Cargo Ton-Miles and Passenger Miles adding up
CARGO. December 3rd to 21st (1945). Here we have the first cargo revenue flights. Flown in the company’s newly acquired DC-3.
(Passenger Period) These are reported further down the page.
Cargo. April 1 – June 1, 1946. The Ton-Miles reported here are the first four of six war-relief flights, two each, to Prague and Warsaw. A Veterans Air Line DC-4 was outfitted by company personnel to carry 55,000 or 65,000 fertilized eggs per flight. They were to be incubated at hatcheries in Czechoslovakia and Poland. Aviation history was logged on these flights.
DEFINITION BY U.S. DEPT OF TRANSPORTATION STATISTICS: “A ton-mile is defined as one ton of freight shipped one mile and, therefore, reflects both the volume shipped (tons) and the distance shipped (miles)…Air freight tends to transport high value, relatively low weight goods.”
Dear Reader, “High value…low weight” certainly applies to the hatching eggs transported so successfully by Veterans Air under contract with the UNRRA – United Nations Relief and Rehabilitation Administration.

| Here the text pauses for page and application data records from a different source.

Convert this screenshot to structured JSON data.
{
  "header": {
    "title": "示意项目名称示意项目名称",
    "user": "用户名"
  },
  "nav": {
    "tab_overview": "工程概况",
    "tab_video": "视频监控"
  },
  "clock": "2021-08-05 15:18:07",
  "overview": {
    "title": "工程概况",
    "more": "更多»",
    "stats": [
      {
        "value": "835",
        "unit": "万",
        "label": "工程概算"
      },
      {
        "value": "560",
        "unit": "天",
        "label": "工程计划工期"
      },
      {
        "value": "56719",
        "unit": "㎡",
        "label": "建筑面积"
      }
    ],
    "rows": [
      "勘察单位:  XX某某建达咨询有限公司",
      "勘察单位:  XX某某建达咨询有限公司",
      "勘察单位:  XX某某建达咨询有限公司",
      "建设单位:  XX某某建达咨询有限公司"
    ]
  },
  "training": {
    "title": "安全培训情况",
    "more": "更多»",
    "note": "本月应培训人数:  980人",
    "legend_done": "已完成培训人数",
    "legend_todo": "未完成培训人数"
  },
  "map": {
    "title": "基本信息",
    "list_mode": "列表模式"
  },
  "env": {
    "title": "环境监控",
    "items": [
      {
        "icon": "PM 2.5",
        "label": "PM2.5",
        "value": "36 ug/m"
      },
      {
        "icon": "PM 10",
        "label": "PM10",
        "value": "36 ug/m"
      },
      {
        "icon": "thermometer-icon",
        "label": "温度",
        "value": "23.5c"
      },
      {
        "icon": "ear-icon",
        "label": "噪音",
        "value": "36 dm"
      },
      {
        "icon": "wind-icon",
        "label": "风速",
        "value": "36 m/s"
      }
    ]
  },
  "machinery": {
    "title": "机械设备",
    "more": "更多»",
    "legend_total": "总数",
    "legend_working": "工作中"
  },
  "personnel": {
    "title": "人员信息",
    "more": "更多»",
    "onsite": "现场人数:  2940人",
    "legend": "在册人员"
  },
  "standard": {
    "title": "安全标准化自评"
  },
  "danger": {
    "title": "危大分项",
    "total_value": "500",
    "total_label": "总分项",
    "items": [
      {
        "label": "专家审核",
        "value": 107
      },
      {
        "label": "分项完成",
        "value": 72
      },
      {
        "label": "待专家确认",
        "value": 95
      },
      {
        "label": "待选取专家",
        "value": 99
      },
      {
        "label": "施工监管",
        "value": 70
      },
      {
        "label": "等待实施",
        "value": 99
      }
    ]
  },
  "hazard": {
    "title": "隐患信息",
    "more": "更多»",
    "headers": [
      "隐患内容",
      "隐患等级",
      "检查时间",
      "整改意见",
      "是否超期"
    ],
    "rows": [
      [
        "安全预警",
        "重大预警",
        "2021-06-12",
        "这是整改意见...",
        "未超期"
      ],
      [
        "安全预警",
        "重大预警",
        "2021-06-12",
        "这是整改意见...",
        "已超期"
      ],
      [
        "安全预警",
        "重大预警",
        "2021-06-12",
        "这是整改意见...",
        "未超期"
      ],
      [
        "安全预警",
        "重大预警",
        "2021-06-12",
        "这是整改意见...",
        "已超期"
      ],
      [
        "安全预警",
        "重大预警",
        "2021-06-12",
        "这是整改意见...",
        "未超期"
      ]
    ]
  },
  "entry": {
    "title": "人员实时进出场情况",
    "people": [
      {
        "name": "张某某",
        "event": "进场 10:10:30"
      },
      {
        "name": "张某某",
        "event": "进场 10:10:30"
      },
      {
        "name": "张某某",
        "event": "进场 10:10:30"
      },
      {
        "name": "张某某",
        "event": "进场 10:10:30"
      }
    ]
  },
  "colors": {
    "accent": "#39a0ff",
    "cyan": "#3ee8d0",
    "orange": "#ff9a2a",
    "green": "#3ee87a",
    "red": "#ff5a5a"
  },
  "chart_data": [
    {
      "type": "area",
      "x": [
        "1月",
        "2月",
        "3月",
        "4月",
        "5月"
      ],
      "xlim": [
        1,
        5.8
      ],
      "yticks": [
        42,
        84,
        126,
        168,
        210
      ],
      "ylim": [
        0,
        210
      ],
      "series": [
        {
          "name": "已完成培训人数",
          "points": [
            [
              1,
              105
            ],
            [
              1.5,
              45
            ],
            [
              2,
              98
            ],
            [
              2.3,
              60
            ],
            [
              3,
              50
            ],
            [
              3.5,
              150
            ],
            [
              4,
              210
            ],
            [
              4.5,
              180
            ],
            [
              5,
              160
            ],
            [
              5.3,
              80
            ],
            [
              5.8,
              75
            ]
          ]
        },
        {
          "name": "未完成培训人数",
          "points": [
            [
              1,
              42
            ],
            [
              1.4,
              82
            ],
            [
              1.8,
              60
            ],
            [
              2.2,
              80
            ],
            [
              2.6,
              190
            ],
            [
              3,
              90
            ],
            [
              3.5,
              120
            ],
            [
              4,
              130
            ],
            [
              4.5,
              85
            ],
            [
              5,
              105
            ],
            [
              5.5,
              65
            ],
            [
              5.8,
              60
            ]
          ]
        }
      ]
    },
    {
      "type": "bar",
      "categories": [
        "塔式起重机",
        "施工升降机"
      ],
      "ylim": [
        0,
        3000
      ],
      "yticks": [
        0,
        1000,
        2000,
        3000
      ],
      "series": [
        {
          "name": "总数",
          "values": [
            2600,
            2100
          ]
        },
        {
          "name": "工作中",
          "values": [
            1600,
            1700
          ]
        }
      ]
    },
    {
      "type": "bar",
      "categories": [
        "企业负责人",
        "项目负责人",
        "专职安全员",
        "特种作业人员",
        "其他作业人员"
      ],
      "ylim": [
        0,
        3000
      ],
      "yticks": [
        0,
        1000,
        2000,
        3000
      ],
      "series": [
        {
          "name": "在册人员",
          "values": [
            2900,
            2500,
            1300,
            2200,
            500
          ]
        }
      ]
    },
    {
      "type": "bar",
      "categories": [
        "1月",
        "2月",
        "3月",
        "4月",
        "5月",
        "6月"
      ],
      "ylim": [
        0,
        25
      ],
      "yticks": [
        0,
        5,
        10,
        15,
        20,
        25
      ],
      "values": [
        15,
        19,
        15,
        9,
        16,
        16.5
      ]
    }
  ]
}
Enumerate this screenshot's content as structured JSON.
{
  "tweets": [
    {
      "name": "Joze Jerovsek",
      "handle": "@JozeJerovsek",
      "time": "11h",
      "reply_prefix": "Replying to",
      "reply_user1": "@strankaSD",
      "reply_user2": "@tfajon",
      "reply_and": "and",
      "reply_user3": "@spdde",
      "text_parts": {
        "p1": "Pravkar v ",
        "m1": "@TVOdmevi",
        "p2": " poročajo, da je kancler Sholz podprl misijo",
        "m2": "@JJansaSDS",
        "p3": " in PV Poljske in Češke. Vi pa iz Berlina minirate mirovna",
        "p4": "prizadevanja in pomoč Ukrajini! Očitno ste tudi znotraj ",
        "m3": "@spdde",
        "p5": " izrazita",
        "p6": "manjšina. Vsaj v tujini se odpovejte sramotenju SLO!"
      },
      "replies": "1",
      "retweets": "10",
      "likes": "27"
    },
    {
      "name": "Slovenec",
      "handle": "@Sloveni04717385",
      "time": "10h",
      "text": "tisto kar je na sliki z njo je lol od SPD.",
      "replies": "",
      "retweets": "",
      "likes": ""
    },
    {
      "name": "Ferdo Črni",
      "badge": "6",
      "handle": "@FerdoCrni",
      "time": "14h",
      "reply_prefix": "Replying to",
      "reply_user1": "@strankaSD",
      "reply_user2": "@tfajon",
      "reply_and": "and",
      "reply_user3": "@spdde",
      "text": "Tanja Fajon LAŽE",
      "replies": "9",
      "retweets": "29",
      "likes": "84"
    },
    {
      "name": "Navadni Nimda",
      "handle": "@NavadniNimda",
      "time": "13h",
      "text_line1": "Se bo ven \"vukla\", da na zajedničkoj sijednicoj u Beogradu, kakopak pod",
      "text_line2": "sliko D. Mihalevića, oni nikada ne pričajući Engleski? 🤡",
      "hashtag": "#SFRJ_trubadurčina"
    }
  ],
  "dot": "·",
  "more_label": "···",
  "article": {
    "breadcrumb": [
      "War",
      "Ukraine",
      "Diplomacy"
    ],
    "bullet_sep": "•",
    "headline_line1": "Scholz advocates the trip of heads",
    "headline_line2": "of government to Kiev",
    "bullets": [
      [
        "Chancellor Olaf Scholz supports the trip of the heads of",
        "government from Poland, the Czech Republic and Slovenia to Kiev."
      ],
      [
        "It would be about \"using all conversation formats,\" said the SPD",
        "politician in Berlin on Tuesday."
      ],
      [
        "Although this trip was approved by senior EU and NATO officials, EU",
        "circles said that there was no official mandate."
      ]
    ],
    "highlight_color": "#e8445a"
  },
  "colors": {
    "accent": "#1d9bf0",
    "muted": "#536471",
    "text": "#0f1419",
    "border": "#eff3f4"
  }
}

Passengers. Jan 20 – Mar 30. The known destination of these early Passenger Miles was Miami. They were flown in two (if not three) of the company DC-3s during the “Snowbird” season on weekends. Newark – Miami – Return. Logbook entries by Jack Stettner from January 22 thru January 29 are the prized and only records among our research documents covering that period. Given the robust number of Passenger Miles shown on this chart, although we have no evidence, curiosity wonders what other destinations might have been included.
For a detailed look at Stettner’s logbook mentioned above, click HERE
Jumping slightly ahead. In 1946 beyond this chart’s time frame, log book entries by Bernard Shmanske include DC-3 trips in August and early September. With the exception of his New York City (LaGuardia), Ballston Spa (NY) and Hyannis (MA) entries, these are likely cargo flights – Memphis, Tulsa, Oklahoma City, Chicago, Cleveland. Again, they are the only DC-3 flight records within our research documents for this time period, so they are treasure, even if they do not tell the whole story.